Inequality in Pupils' Test Scores: How Much do Family, Sibling Type and Neighbourhood Matter?
Article first published online: 17 DEC 2012
© 2012 The London School of Economics and Political Science
Volume 80, Issue 318, pages 197–218, April 2013
How to Cite
Nicoletti, C. and Rabe, B. (2013), Inequality in Pupils' Test Scores: How Much do Family, Sibling Type and Neighbourhood Matter?. Economica, 80: 197–218. doi: 10.1111/ecca.12010
- Issue published online: 11 MAR 2013
- Article first published online: 17 DEC 2012
- Manuscript Received: 8 FEB 2012

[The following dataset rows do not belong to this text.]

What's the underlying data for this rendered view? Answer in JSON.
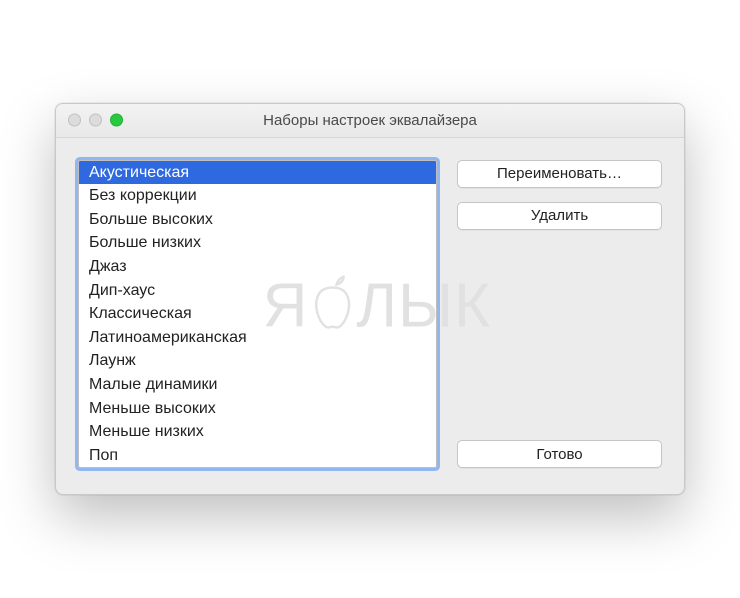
{
  "window": {
    "title": "Наборы настроек эквалайзера"
  },
  "presets": {
    "selected_index": 0,
    "items": [
      "Акустическая",
      "Без коррекции",
      "Больше высоких",
      "Больше низких",
      "Джаз",
      "Дип-хаус",
      "Классическая",
      "Латиноамериканская",
      "Лаунж",
      "Малые динамики",
      "Меньше высоких",
      "Меньше низких",
      "Поп"
    ]
  },
  "buttons": {
    "rename": "Переименовать…",
    "delete": "Удалить",
    "done": "Готово"
  },
  "watermark": {
    "left": "Я",
    "right": "ЛЫК"
  }
}
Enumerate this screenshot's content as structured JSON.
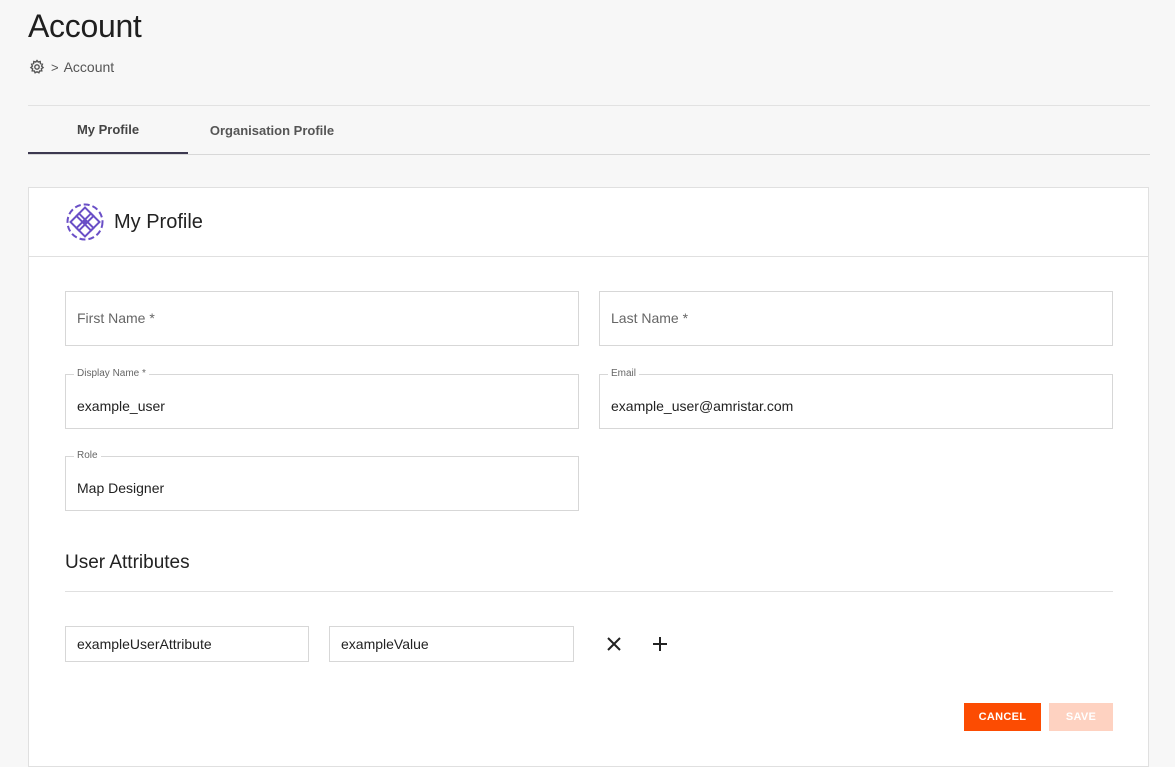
{
  "header": {
    "title": "Account",
    "breadcrumb": {
      "icon": "gear-icon",
      "separator": ">",
      "current": "Account"
    }
  },
  "tabs": [
    {
      "label": "My Profile",
      "active": true
    },
    {
      "label": "Organisation Profile",
      "active": false
    }
  ],
  "profile": {
    "title": "My Profile",
    "logo_icon": "profile-logo-icon",
    "fields": {
      "first_name": {
        "placeholder": "First Name *",
        "value": ""
      },
      "last_name": {
        "placeholder": "Last Name *",
        "value": ""
      },
      "display_name": {
        "label": "Display Name *",
        "value": "example_user"
      },
      "email": {
        "label": "Email",
        "value": "example_user@amristar.com"
      },
      "role": {
        "label": "Role",
        "value": "Map Designer"
      }
    }
  },
  "attributes": {
    "title": "User Attributes",
    "rows": [
      {
        "key": "exampleUserAttribute",
        "value": "exampleValue"
      }
    ],
    "remove_icon": "close-icon",
    "add_icon": "plus-icon"
  },
  "actions": {
    "cancel_label": "CANCEL",
    "save_label": "SAVE"
  },
  "colors": {
    "accent": "#fc4c02",
    "accent_disabled": "#fed2c1",
    "tab_indicator": "#3d3950",
    "logo": "#6a4fc7"
  }
}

We explore the relative influence of family and neighbourhood on pupils' test scores and how this varies by sibling type. Using English register data we find that the neighbourhood explains at most 10–15% of the variance in pupils' test scores, whereas the variance explained by family is between 44% and 54% at the end of primary school and between 47% and 61% at the end of compulsory schooling. The family influence is significantly higher for identical twins. It is also higher for dizygotic twins than for non-twin siblings brought up at different times and therefore experiencing varying family circumstances.